If this hypothesis is true, the antibiotic treatment of GAS colonization in patients affected by a chronic tic disorder could modify their symptoms in term of severity and number of exacerbations.
Up to now, only tic patients diagnosed as Pediatric Autoimmune Neuropsychiatric Disorders Associated with Streptococcal infection (PANDAS) underwent a controlled antibiotic treatment: two trials, aimed to study the efficacy of different preventive regimens on number of tic exacerbations, obtained however mixed results, mainly due to poor compliance.
Investigators here designed a placebo-controlled trial with amoxicilline/clavulanic acid in tic patients showing GAS colonization. This drug is the first line therapy for streptococcal pharyngo-tonsillitis. Some previous studies have shown a superiority of amoxicillin versus penicillin in the treatment of GAS infections. A 10-day course of amoxicillin is considered sufficient and efficient in the treatment of GAS tonsillo-pharyngitis. Moreover, oral amoxicillin/clavulanic acid and oral clindamycin for 10 days achieved comparable rates of bacteriologic eradication at 12 days and 3 months. Furthermore, amoxicilline/clavulanic acid has been demonstrated to be efficacious in the treatment of GAS colonization. A few antibiotic regimens - evaluated prospectively in randomized, controlled trials- have demonstrated efficacy for termination of GAS carriage: among these, a regimen of 10 days of amoxicillin/ clavulanic acid was more effective than repeat penicillin in patients with treatment failure. Thus, the 10-days regimen of amoxicilline/clavulanic acid should be efficient in GAS eradication and, on the other hand, the shortness of the treatment should avert problems in patient's compliance.
|Study Type :||Interventional (Clinical Trial)|
|Estimated Enrollment :||46 participants|
|Intervention Model:||Parallel Assignment|
|Masking:||Quadruple (Participant, Care Provider, Investigator, Outcomes Assessor)|
|Official Title:||Multicentre, Randomised, Double-blinded, Placebo-controlled Trial of Efficacy of Amoxicilline/Clavulanic Acid in Patients Affected by Tic Disorder Colonized by Group A Streptococcus|

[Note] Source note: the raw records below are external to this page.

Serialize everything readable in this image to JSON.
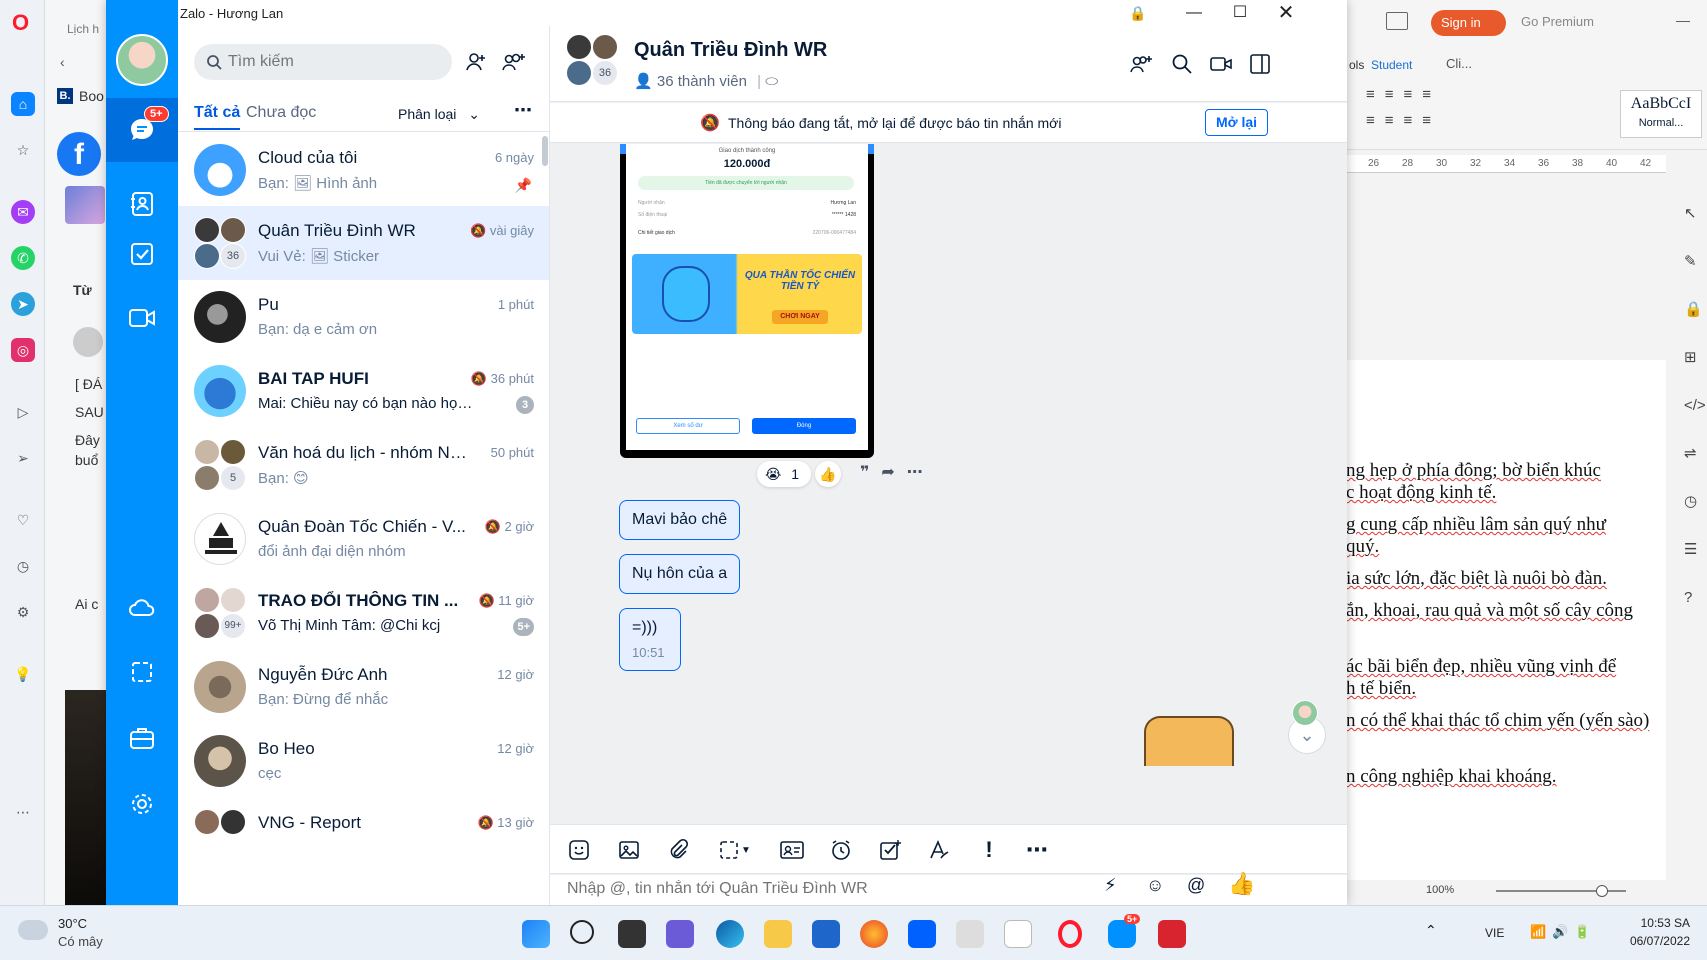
{
  "opera": {
    "tab_label": "Lịch h",
    "bookmark": "Boo",
    "section_label": "Từ",
    "post_lines": [
      "[ ĐÁ",
      "SAU",
      "Đây",
      "buổ",
      "Ai c"
    ]
  },
  "word": {
    "sign_in": "Sign in",
    "go_premium": "Go Premium",
    "tools_tab": "ols",
    "student_tab": "Student",
    "cli_label": "Cli...",
    "style_preview": "AaBbCcI",
    "style_name": "Normal...",
    "ruler_ticks": [
      "26",
      "28",
      "30",
      "32",
      "34",
      "36",
      "38",
      "40",
      "42"
    ],
    "zoom": "100%",
    "body_lines": [
      "ng hẹp ở phía đông; bờ biển khúc",
      "c hoạt động kinh tế.",
      "g cung cấp nhiều lâm sản quý như",
      "quý.",
      "ia sức lớn, đặc biệt là nuôi bò đàn.",
      "ắn, khoai, rau quả và một số cây công",
      "ác bãi biển đẹp, nhiều vũng vịnh để",
      "h tế biển.",
      "n có thể khai thác tổ chim yến (yến sào)",
      "n công nghiệp khai khoáng."
    ]
  },
  "taskbar": {
    "temperature": "30°C",
    "weather": "Có mây",
    "language": "VIE",
    "time": "10:53 SA",
    "date": "06/07/2022",
    "zalo_badge": "5+"
  },
  "zalo": {
    "window_title": "Zalo - Hương Lan",
    "nav": {
      "messages_badge": "5+"
    },
    "search": {
      "placeholder": "Tìm kiếm"
    },
    "tabs": {
      "all": "Tất cả",
      "unread": "Chưa đọc",
      "classify": "Phân loại"
    },
    "conversations": [
      {
        "name": "Cloud của tôi",
        "preview": "Bạn: 🖼 Hình ảnh",
        "time": "6 ngày",
        "badge": ""
      },
      {
        "name": "Quân Triều Đình WR",
        "preview": "Vui Vẻ: 🖼 Sticker",
        "time": "vài giây",
        "badge": "",
        "members": "36"
      },
      {
        "name": "Pu",
        "preview": "Bạn: dạ e cảm ơn",
        "time": "1 phút",
        "badge": ""
      },
      {
        "name": "BAI TAP HUFI",
        "preview": "Mai: Chiều nay có bạn nào học ...",
        "time": "36 phút",
        "badge": "3"
      },
      {
        "name": "Văn hoá du lịch - nhóm Nă...",
        "preview": "Bạn: 😊",
        "time": "50 phút",
        "badge": "",
        "members": "5"
      },
      {
        "name": "Quân Đoàn Tốc Chiến - V...",
        "preview": "đổi ảnh đại diện nhóm",
        "time": "2 giờ",
        "badge": ""
      },
      {
        "name": "TRAO ĐỔI THÔNG TIN ...",
        "preview": "Võ Thị Minh Tâm: @Chi kcj",
        "time": "11 giờ",
        "badge": "5+",
        "members": "99+"
      },
      {
        "name": "Nguyễn Đức Anh",
        "preview": "Bạn: Đừng để nhắc",
        "time": "12 giờ",
        "badge": ""
      },
      {
        "name": "Bo Heo",
        "preview": "cẹc",
        "time": "12 giờ",
        "badge": ""
      },
      {
        "name": "VNG - Report",
        "preview": "",
        "time": "13 giờ",
        "badge": ""
      }
    ],
    "chat": {
      "title": "Quân Triều Đình WR",
      "member_count": "36",
      "members_label": "36 thành viên",
      "notice": "Thông báo đang tắt, mở lại để được báo tin nhắn mới",
      "reopen": "Mở lại",
      "screenshot": {
        "status": "Giao dịch thành công",
        "amount": "120.000đ",
        "transfer_note": "Tiền đã được chuyển tới người nhận",
        "recipient_label": "Người nhận",
        "recipient": "Hương Lan",
        "phone_label": "Số điện thoại",
        "phone": "****** 1428",
        "detail_label": "Chi tiết giao dịch",
        "detail_id": "220706-000477484",
        "banner_title": "QUA THẦN TỐC CHIẾN TIỀN TỶ",
        "banner_cta": "CHƠI NGAY",
        "btn_balance": "Xem số dư",
        "btn_close": "Đóng"
      },
      "reaction_count": "1",
      "messages": [
        {
          "text": "Mavi bảo chê",
          "time": ""
        },
        {
          "text": "Nụ hôn của a",
          "time": ""
        },
        {
          "text": "=)))",
          "time": "10:51"
        }
      ],
      "composer_placeholder": "Nhập @, tin nhắn tới Quân Triều Đình WR"
    }
  }
}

|Study Start Date :||March 2013|
|Estimated Primary Completion Date :||April 2017|
|Estimated Study Completion Date :||May 2017|
Amoxicillin-Potassium Clavulanate Combination
Drug: Amoxicillin-Potassium Clavulanate Combination
Amoxicillin-Potassium Clavulanate Combination will be prescribed at the dose of 25/3.6 mg/kg/day for 10 days, 2 times/day, as oral suspension.
Other Name: Augmentin
Placebo Comparator: Placebo
- Severity of tic disorder [ Time Frame: one month ]YGTSS scores
- Severity of tic disorder [ Time Frame: one year ]YGTSS scores
- Severity of associated neuropsychiatric symptoms [ Time Frame: one month - one year ]CYBOCS - PUTS - SCQ - SNAP-IV -SDQ
To learn more about this study, you or your doctor may contact the study research staff using the contact information provided by the sponsor.
Please refer to this study by its ClinicalTrials.gov identifier (NCT number): NCT01860300
|Contact: Francesco Cardona, MDfirstname.lastname@example.org|
|Department of Pediatrics and Child Neuropsychiatry||Recruiting|
|Rome, Italy, 00185|
|Sub-Investigator: Valeria Neri, MD|
|Principal Investigator:||Francesco Cardona, MD||Sapienza Università di Roma|